It was further contended that in accordance with the provision of Section 5(2) of the Maternity Benefit Act, 1961, once the female employee has rendered service for 180 days continuously prior to the expected date of delivery, she would be entitled to maternity benefit. Since the appellant fulfills the requirement of having worked more than 180 days during the preceding 1 year, even as a contractual employee, her right to claim maternity benefit should not be denied.
The main concern which falls for determination in this appeal was as to whether the maternity benefits, as contemplated in the 1961 Act, would apply to a lady employee appointed on contractual terms, if the period for which she claims such benefits overshoots the contractual period?
The respondent sought to defend the reasoning given in the judgment under appeal, arguing that once the term or tenure of the contract ends, there cannot be a notional extension of the same by giving the employee the benefits of the 1961 Act in full, as contemplated in Section 5(2) thereof. It was submitted that any benefits that the appellant would be entitled to ought to be within the contractual period.

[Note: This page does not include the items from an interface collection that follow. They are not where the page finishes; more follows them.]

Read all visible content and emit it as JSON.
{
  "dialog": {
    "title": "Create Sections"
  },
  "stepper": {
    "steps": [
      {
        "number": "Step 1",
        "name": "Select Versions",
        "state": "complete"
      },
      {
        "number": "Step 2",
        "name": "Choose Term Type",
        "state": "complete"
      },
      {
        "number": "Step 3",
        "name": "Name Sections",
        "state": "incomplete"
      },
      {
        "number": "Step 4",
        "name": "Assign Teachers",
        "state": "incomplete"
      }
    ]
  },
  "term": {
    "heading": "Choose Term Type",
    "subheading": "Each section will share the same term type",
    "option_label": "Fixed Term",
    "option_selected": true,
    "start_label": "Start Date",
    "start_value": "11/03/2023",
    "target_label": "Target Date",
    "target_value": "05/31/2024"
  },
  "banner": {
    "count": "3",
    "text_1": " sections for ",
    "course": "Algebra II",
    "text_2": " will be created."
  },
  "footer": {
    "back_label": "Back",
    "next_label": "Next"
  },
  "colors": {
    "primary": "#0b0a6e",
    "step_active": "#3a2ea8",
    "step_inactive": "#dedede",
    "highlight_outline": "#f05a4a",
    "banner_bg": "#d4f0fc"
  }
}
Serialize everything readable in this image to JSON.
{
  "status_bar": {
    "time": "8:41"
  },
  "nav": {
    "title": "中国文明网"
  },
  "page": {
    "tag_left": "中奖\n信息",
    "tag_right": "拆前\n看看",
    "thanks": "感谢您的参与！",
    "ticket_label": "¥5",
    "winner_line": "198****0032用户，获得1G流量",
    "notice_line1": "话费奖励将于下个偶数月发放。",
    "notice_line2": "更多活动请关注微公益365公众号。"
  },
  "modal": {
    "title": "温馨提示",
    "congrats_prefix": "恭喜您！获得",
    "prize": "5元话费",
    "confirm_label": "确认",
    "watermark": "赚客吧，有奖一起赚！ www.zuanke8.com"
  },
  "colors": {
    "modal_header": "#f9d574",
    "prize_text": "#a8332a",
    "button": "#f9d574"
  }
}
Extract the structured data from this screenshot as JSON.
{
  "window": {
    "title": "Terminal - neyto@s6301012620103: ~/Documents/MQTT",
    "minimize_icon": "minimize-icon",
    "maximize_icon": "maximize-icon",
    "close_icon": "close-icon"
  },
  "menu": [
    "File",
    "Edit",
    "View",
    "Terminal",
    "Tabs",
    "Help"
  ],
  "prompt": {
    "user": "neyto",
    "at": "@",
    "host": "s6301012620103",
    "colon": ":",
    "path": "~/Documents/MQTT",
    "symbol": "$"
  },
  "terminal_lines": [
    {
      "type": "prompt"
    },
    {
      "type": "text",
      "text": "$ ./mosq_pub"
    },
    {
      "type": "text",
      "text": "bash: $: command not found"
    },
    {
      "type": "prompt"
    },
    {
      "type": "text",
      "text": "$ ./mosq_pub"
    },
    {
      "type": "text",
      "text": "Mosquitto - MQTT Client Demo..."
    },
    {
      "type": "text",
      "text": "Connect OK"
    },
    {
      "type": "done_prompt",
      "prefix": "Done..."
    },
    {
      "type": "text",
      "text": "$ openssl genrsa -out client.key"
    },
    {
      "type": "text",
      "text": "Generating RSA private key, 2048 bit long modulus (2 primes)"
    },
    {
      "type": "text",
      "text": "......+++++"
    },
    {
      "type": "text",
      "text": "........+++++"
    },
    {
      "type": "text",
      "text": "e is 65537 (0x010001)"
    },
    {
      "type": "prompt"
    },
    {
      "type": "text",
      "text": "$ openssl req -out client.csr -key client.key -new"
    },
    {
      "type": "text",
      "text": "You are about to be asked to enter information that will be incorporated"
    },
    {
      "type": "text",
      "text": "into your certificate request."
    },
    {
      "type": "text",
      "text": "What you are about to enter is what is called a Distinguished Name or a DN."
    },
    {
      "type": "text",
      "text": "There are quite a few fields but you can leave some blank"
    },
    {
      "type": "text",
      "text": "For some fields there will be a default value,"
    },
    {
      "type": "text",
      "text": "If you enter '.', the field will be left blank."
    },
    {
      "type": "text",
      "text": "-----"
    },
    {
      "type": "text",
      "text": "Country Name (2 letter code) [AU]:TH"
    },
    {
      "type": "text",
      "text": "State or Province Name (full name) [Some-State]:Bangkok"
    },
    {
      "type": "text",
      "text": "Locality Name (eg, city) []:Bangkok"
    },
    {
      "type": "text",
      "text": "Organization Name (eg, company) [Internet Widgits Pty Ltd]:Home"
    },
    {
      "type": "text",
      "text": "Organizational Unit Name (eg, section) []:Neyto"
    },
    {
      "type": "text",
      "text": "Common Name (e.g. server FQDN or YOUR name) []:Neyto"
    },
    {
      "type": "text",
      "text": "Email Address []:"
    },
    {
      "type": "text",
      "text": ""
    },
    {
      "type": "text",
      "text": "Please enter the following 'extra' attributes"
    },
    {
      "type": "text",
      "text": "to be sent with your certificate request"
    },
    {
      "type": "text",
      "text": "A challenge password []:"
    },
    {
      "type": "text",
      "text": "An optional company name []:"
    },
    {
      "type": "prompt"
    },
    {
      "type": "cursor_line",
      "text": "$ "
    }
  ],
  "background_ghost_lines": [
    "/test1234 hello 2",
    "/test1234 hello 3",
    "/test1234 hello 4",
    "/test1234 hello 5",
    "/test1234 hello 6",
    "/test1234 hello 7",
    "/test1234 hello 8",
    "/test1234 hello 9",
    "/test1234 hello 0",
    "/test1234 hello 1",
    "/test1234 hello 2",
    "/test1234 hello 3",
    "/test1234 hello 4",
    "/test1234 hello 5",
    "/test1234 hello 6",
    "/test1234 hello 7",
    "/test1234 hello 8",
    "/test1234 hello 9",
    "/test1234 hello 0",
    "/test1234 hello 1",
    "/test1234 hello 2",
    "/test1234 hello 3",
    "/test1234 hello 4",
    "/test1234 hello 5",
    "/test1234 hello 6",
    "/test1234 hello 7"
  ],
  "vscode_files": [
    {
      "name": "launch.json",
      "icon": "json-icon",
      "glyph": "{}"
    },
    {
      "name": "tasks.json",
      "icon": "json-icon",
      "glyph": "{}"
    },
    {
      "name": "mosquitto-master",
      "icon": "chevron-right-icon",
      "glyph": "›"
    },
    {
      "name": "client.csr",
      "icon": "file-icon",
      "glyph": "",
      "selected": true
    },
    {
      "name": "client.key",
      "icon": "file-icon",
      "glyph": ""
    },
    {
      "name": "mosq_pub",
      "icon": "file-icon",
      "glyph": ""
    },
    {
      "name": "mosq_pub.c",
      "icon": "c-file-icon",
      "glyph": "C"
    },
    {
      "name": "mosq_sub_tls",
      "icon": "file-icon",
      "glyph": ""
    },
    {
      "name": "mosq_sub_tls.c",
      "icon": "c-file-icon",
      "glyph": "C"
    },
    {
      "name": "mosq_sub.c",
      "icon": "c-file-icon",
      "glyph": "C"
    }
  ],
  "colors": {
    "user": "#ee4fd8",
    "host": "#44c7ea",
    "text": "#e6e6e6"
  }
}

It was rightly observed by the Apex Court that:
“Section 12(2)(a) of the 1961 Act contemplates entitlement to the benefits under the 1961 Act even for an employee who is dismissed or discharged at any time during her pregnancy if the woman, but for such discharge or dismissal, would have been entitled to maternity benefits or medical bonus. Thus, continuation of maternity benefits is in-built in the statute itself, where the benefits would survive and continue despite the cessation of employment. In our opinion, what this legislation envisages is entitlement to maternity benefits, which accrues on fulfillment of the conditions specified in Section 5(2) thereof, and such benefits can travel beyond the term of employment also. It is not co-terminus with the employment tenure.”
The court referred to the case of Municipal Corporation of Delhi vs Female Workers (Muster Roll), wherein a two-judge Bench extended benefits under the 1961 Act to workers engaged on a casual basis or on muster roll on daily wages.
In light of the ration and with regard to Section 27 of the 1961 Act, which gives overriding effect to the statute on any award, agreement or contract of service, the Supreme Court was of the opinion that the High Court erred in law in holding that the appellant was not entitled to maternity benefits beyond June 11, 2017.
It was reiterated by the Court that since the appellant had fulfilled the entitlement criteria specified in Section 5(2) of the Act, she would be eligible for full maternity benefits even if such benefits exceed the duration of her contract.
Accordingly, the judgment and order of the High Court was set aside and as a consequence thereof, the Tribunal’s decision shall also stand invalidated.
The present appeal was, consequently, allowed and the employer was directed to extend maternity benefits as would have been available to the appellant in terms of Section 5 and 8 of the 1961 Act, after deducting thereof any sum that may already have been paid to the appellant under the same head or for such purpose vide order dated August 17, 2023.
Further, it was ordered that such benefits shall be extended to her within a period of three months from the date of communication of this judgment.
The marked decision constituted a significant ruling, suggesting that eligibility for maternity benefits, as outlined in section 5 of the 1961 Act, extends beyond the limitations of the employment duration.